In bay area, losses from response to the virus are projected to be more damaging than the virus itself
April 21, 2020
Tampa Bay Times – The Tampa Bay area and Florida are likely to feel more economic damage from the coronavirus pandemic than most parts of the country, a local analysis published Tuesday concludes.
The Tampa Bay Regional Planning Commission’s study said Florida has fewer diagnosed COVID-19 cases per capita than many states, but its economy is vulnerable because of the outsized role of tourism and hospitality, as well as the state government’s reliance on sales taxes.
For example, spending by foreign visitors, a big part of Pinellas County’s beach economy, is expected to drop by at least 20 percent.
Council director of planning and research Randy Deshazo wrote:
“Even though the Tampa Bay area has relatively few of the state’s coronavirus cases — about 10 percent or less — its economy is likely to be influenced by a national and statewide downturn even more than actual infections or stress on area hospitals.”
As a result, if the pandemic causes a 10 percent economic contraction for the economy as a whole, the regional planning council says the bay area could see losses of:
- About 218,000 local jobs, or 10.6 percent of the bay area’s employment base of 2 million, due to lost business at hotels, restaurants and stores.
- An estimated $20.9 billion in total economic activity. That would translate to 11.7 percent of overall regional economic output, or gross domestic product, which was expected to be $179 billion this year … Read more.
Which Florida beaches are closed? Which are still open?
April 22, 2020Florida Politics | While Florida leaders caught flak for leaving many beaches open during spring break, the COVID-19 pandemic eventually led nearly every coastal government in Florida to quarantine the dunes.
But some communities are ready to reopen the beaches now. So where can you find crowds in the sand unconcerned with spreading the novel coronavirus?
Florida Politics is maintaining a running compilation of local beach closures:
Bay County: Beaches restricted
Bay County Commissioners voted to reopen beaches in unincorporated areas on April 24 in a transitional phase, according to WJHG-TV. Beaches will be open 6 to 9 a.m. and 5 to 8 p.m. each day for the foreseeable future, after being closed to all uses. The Panama City Beach Chamber of Commerce reported all sandy beaches within the city limits remain closed, and city leaders will discuss following suit with the county on Thursday.
But Mexico Beach City Council voted to reopen the beaches for limited hours and activities, according to the Northwest Daily News. Essential activities like swimming, running, fishing, walking, biking, hunting, and hiking from 6 to 9 a.m. and from 5:30 to 7:30 p.m. And WMBB reports the Panama City Beach Council meets April 20 to discuss reopening beaches.
Escambia County: Beaches closed
County Commissioners voted to close down Pensacola Beach and Perdido Key Beach, according to the Pensacola News Journal. While the initial plan was to reopen on April 2, the paper has since reported the closure will likely last through the state of emergency. Commissioners are expected to discuss the beaches again on April 28.
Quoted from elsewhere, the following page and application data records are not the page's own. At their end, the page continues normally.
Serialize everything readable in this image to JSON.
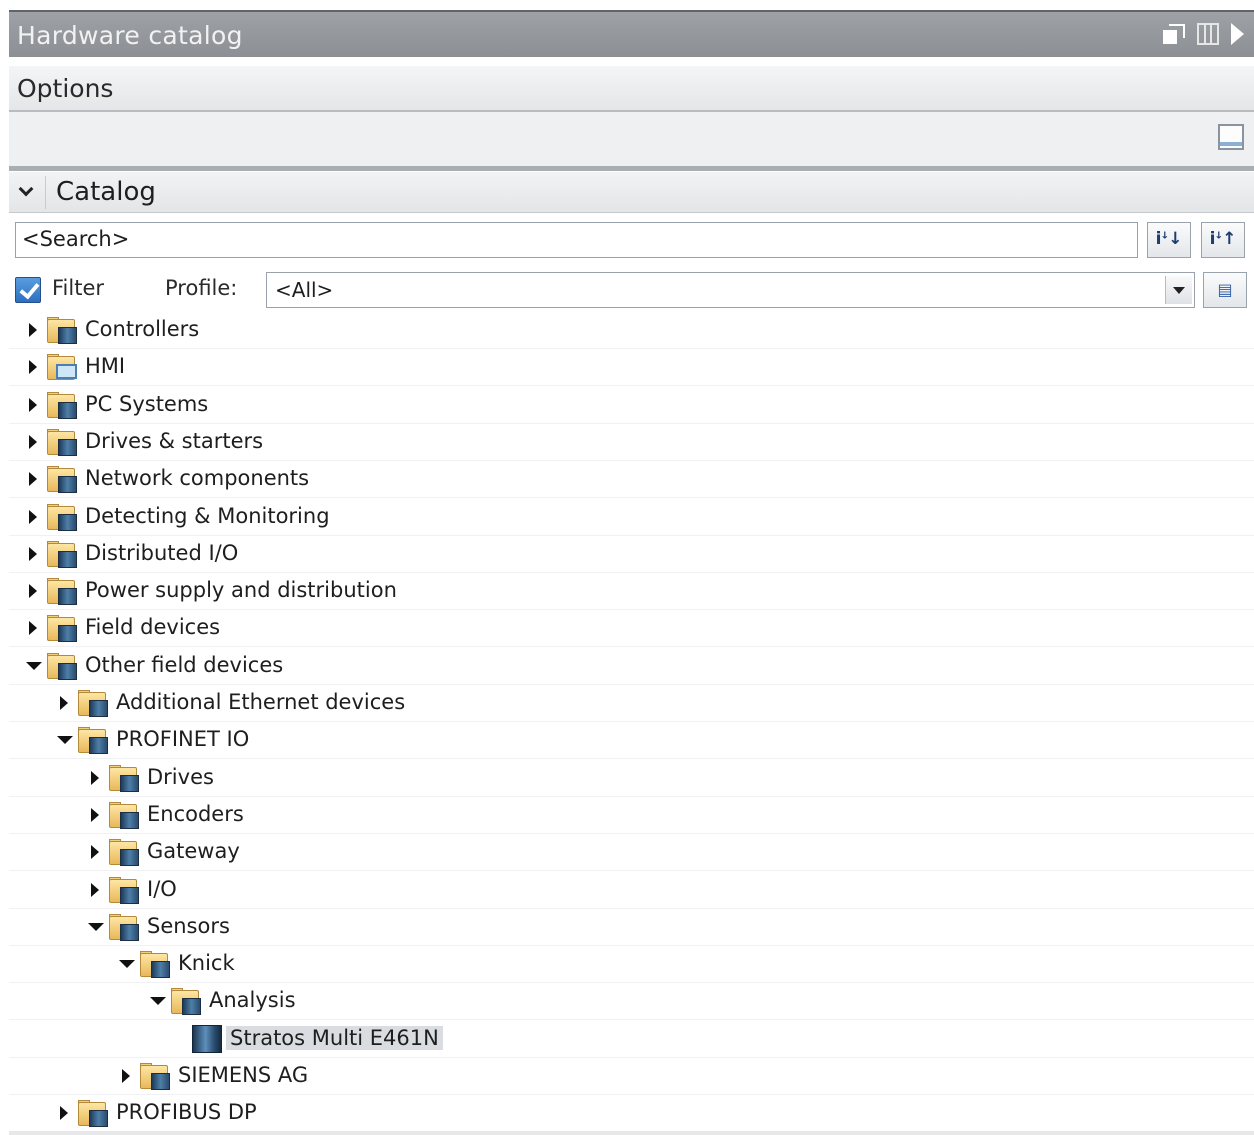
{
  "window": {
    "title": "Hardware catalog",
    "controls": [
      "float-window-icon",
      "split-view-icon",
      "collapse-arrow-icon"
    ]
  },
  "options": {
    "label": "Options"
  },
  "catalog": {
    "label": "Catalog",
    "search": {
      "placeholder": "<Search>"
    },
    "search_buttons": [
      {
        "name": "search-down-button",
        "icon": "search-down-icon"
      },
      {
        "name": "search-up-button",
        "icon": "search-up-icon"
      }
    ],
    "filter": {
      "label": "Filter",
      "checked": true
    },
    "profile": {
      "label": "Profile:",
      "value": "<All>"
    }
  },
  "tree": [
    {
      "label": "Controllers",
      "level": 0,
      "state": "collapsed",
      "icon": "folder-device-icon"
    },
    {
      "label": "HMI",
      "level": 0,
      "state": "collapsed",
      "icon": "folder-hmi-icon"
    },
    {
      "label": "PC Systems",
      "level": 0,
      "state": "collapsed",
      "icon": "folder-device-icon"
    },
    {
      "label": "Drives & starters",
      "level": 0,
      "state": "collapsed",
      "icon": "folder-device-icon"
    },
    {
      "label": "Network components",
      "level": 0,
      "state": "collapsed",
      "icon": "folder-device-icon"
    },
    {
      "label": "Detecting & Monitoring",
      "level": 0,
      "state": "collapsed",
      "icon": "folder-device-icon"
    },
    {
      "label": "Distributed I/O",
      "level": 0,
      "state": "collapsed",
      "icon": "folder-device-icon"
    },
    {
      "label": "Power supply and distribution",
      "level": 0,
      "state": "collapsed",
      "icon": "folder-device-icon"
    },
    {
      "label": "Field devices",
      "level": 0,
      "state": "collapsed",
      "icon": "folder-device-icon"
    },
    {
      "label": "Other field devices",
      "level": 0,
      "state": "expanded",
      "icon": "folder-device-icon"
    },
    {
      "label": "Additional Ethernet devices",
      "level": 1,
      "state": "collapsed",
      "icon": "folder-device-icon"
    },
    {
      "label": "PROFINET IO",
      "level": 1,
      "state": "expanded",
      "icon": "folder-device-icon"
    },
    {
      "label": "Drives",
      "level": 2,
      "state": "collapsed",
      "icon": "folder-device-icon"
    },
    {
      "label": "Encoders",
      "level": 2,
      "state": "collapsed",
      "icon": "folder-device-icon"
    },
    {
      "label": "Gateway",
      "level": 2,
      "state": "collapsed",
      "icon": "folder-device-icon"
    },
    {
      "label": "I/O",
      "level": 2,
      "state": "collapsed",
      "icon": "folder-device-icon"
    },
    {
      "label": "Sensors",
      "level": 2,
      "state": "expanded",
      "icon": "folder-device-icon"
    },
    {
      "label": "Knick",
      "level": 3,
      "state": "expanded",
      "icon": "folder-device-icon"
    },
    {
      "label": "Analysis",
      "level": 4,
      "state": "expanded",
      "icon": "folder-device-icon"
    },
    {
      "label": "Stratos Multi E461N",
      "level": 5,
      "state": "leaf",
      "icon": "device-module-icon",
      "selected": true
    },
    {
      "label": "SIEMENS AG",
      "level": 3,
      "state": "collapsed",
      "icon": "folder-device-icon"
    },
    {
      "label": "PROFIBUS DP",
      "level": 1,
      "state": "collapsed",
      "icon": "folder-device-icon"
    }
  ]
}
Gulf County: Beaches closed
County Commissioners closed all county beaches beginning March 26 through at least April 30, according to Visit Gulf County.
Okaloosa County: Beaches restricted
County commissioners on April 21 voted to open public beaches again for recreational use, reports the Pensacola News Journal. That lifted an order three days earlier than expected.
Santa Rosa County: Beaches closed
County Commissioners voted to close down beaches in the county starting on March 20, reports the Pensacola News Journal. Commissioners are expected to take up the subject of reopening Navarre Beach some time this week. But the county expected to discuss the issue again on Thursday.
Walton County: Beaches closed
All public beaches in the county have been closed, according to ABC 13. The closure just withstood a test in court …
See the full statewide list here.